jueves, 22 de agosto de 2013
viernes, 2 de agosto de 2013
RICHARD SENNETT´S history of emotions approach:
" Flesh and Stone is a history of the city told through people´s bodily experience: how women and men moved, what they saw and heard, the smells that assailed their noses, where they ate, how they dressed, when they bathed, how they made love in their cities from ancient Athens to modern New York. Through this book takes people´s bodies as a way to understand the past, it is more than an historical catalogue of physical sensations in urban space. Western civilization has had persistent trouble in honoring dignity of the body and diversity of human bodies; I have sought to understand how these body-troubles have been expressed in architecture, in urban design, and in planning practice.

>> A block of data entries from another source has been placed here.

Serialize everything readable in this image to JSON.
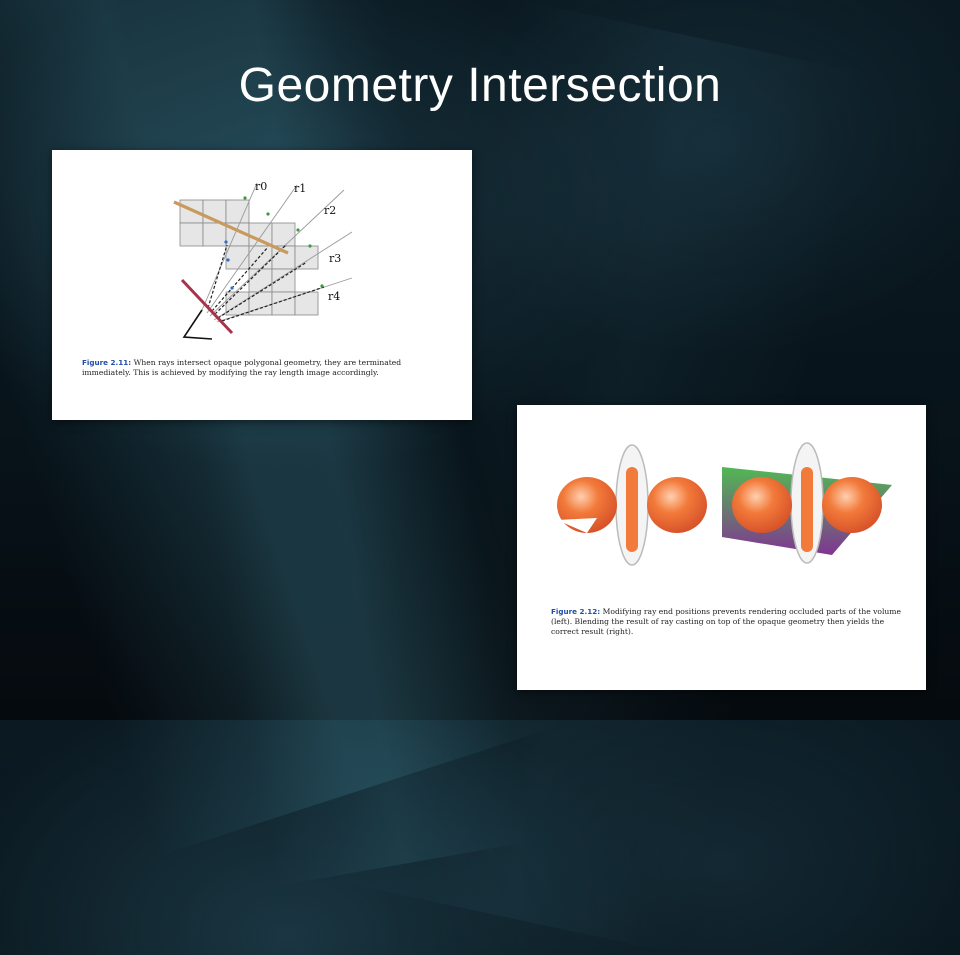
{
  "slide": {
    "title": "Geometry Intersection"
  },
  "figure1": {
    "label": "Figure 2.11:",
    "caption": "When rays intersect opaque polygonal geometry, they are terminated immediately. This is achieved by modifying the ray length image accordingly.",
    "rays": [
      "r0",
      "r1",
      "r2",
      "r3",
      "r4"
    ]
  },
  "figure2": {
    "label": "Figure 2.12:",
    "caption": "Modifying ray end positions prevents rendering occluded parts of the volume (left). Blending the result of ray casting on top of the opaque geometry then yields the correct result (right)."
  },
  "colors": {
    "accent_tan": "#c89a5e",
    "accent_crimson": "#a8334a",
    "volume_orange": "#f27a3a",
    "plane_green": "#49b44a",
    "plane_purple": "#7a2a8c",
    "caption_blue": "#1f4fa8"
  }
}
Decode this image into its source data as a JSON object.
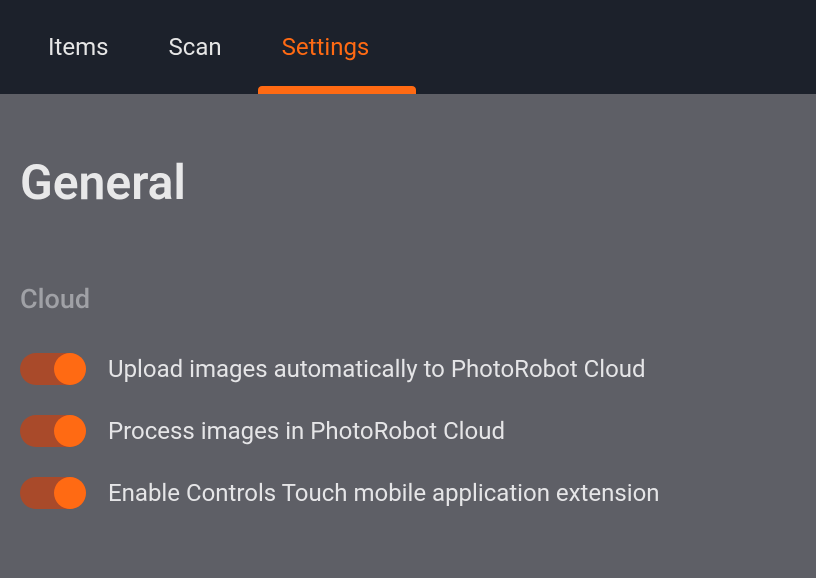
{
  "tabs": {
    "items": "Items",
    "scan": "Scan",
    "settings": "Settings"
  },
  "page": {
    "title": "General"
  },
  "cloud_section": {
    "title": "Cloud",
    "toggles": [
      {
        "label": "Upload images automatically to PhotoRobot Cloud",
        "enabled": true
      },
      {
        "label": "Process images in PhotoRobot Cloud",
        "enabled": true
      },
      {
        "label": "Enable Controls Touch mobile application extension",
        "enabled": true
      }
    ]
  },
  "colors": {
    "accent": "#ff6a13",
    "header_bg": "#1c212b",
    "content_bg": "#5e5f66"
  }
}
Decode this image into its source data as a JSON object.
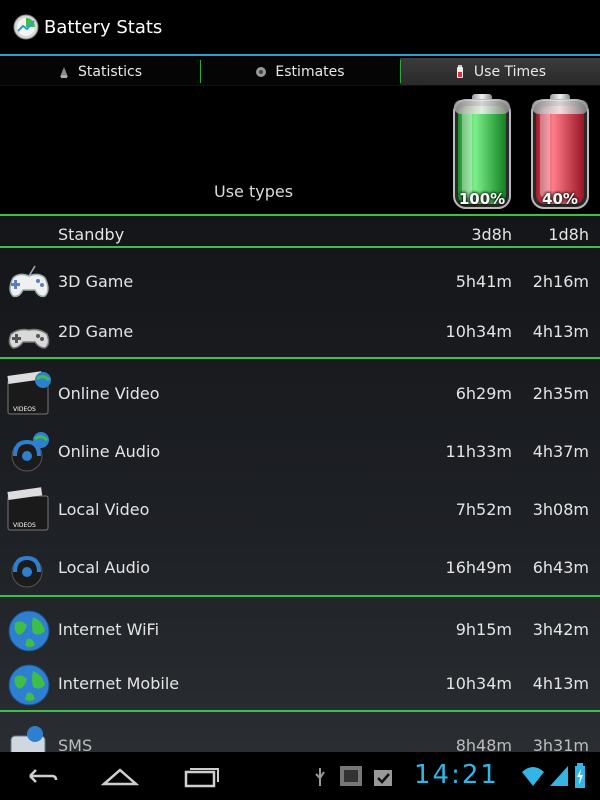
{
  "app": {
    "title": "Battery Stats"
  },
  "tabs": [
    {
      "label": "Statistics",
      "icon": "statistics-icon",
      "active": false
    },
    {
      "label": "Estimates",
      "icon": "estimates-icon",
      "active": false
    },
    {
      "label": "Use Times",
      "icon": "battery-icon",
      "active": true
    }
  ],
  "header": {
    "use_types_label": "Use types",
    "battery_full_pct": "100%",
    "battery_current_pct": "40%"
  },
  "rows": [
    {
      "label": "Standby",
      "full": "3d8h",
      "current": "1d8h"
    },
    {
      "label": "3D Game",
      "full": "5h41m",
      "current": "2h16m",
      "icon": "gamepad-icon"
    },
    {
      "label": "2D Game",
      "full": "10h34m",
      "current": "4h13m",
      "icon": "gamepad-icon"
    },
    {
      "label": "Online Video",
      "full": "6h29m",
      "current": "2h35m",
      "icon": "online-video-icon",
      "icon_text": "VIDEOS"
    },
    {
      "label": "Online Audio",
      "full": "11h33m",
      "current": "4h37m",
      "icon": "online-audio-icon"
    },
    {
      "label": "Local Video",
      "full": "7h52m",
      "current": "3h08m",
      "icon": "local-video-icon",
      "icon_text": "VIDEOS"
    },
    {
      "label": "Local Audio",
      "full": "16h49m",
      "current": "6h43m",
      "icon": "local-audio-icon"
    },
    {
      "label": "Internet WiFi",
      "full": "9h15m",
      "current": "3h42m",
      "icon": "globe-icon"
    },
    {
      "label": "Internet Mobile",
      "full": "10h34m",
      "current": "4h13m",
      "icon": "globe-icon"
    },
    {
      "label": "SMS",
      "full": "8h48m",
      "current": "3h31m",
      "icon": "sms-icon"
    }
  ],
  "statusbar": {
    "time": "14:21"
  },
  "colors": {
    "accent_blue": "#33b5e5",
    "divider_green": "#3fbd4a",
    "battery_green": "#2ecc40",
    "battery_red": "#e03040"
  }
}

I was prompted to write this history out of bafflement with a contemporary problem: the sensory deprivation which seems to curse most modern building; the dullness, the monotony, and the tactile sterility which afflicts the urban environment. This sensory deprivation is all the more remarkable because modern times have so privileged the sensations of the body and the freedom of physical life. When I first began to explore sensory deprivation in space, the problem seemed a professional failure - modern architects and urbanists having somehow lost an active connection to the human body in their designs. In time I came to see that the problem of sensory deprivation in space has larger causes and deeper historical origins".
Sennet, Richard ( 1996) , Flesh and Stone. The Body and the City in Western Civilization, New York - London: W.W. Norton & Company.